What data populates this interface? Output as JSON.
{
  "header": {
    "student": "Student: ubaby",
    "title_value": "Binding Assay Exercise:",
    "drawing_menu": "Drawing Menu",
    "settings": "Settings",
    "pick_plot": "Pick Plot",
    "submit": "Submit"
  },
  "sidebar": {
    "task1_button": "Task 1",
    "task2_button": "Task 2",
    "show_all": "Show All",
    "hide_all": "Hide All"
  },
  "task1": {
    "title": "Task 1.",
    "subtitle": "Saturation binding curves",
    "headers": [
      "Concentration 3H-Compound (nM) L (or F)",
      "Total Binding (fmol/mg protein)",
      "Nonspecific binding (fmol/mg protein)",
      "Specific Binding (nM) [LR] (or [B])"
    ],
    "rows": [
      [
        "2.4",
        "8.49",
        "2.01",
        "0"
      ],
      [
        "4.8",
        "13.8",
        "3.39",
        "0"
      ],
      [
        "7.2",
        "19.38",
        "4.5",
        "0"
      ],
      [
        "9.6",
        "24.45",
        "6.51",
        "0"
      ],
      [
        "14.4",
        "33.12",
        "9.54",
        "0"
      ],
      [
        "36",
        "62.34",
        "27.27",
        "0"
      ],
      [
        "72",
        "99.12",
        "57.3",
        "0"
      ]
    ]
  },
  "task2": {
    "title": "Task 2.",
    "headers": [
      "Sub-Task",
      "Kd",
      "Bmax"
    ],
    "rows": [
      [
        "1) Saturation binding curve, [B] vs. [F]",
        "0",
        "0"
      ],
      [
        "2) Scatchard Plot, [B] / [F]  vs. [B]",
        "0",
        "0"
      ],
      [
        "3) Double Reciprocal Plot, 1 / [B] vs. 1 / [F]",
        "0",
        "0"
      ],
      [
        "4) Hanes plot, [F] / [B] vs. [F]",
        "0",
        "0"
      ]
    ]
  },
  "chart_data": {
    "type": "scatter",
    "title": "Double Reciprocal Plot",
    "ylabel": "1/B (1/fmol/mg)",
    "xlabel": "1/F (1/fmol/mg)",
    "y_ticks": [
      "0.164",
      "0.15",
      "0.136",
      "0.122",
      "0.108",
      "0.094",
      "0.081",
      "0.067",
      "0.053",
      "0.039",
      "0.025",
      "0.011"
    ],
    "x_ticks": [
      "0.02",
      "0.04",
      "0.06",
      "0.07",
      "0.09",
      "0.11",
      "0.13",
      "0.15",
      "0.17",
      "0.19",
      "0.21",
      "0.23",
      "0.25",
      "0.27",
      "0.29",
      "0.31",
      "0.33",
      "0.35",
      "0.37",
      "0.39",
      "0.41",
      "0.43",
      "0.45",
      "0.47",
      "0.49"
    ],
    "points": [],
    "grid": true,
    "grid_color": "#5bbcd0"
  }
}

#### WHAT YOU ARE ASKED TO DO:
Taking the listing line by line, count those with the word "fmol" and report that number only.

#### OUTPUT OF THE EXERCISE:
4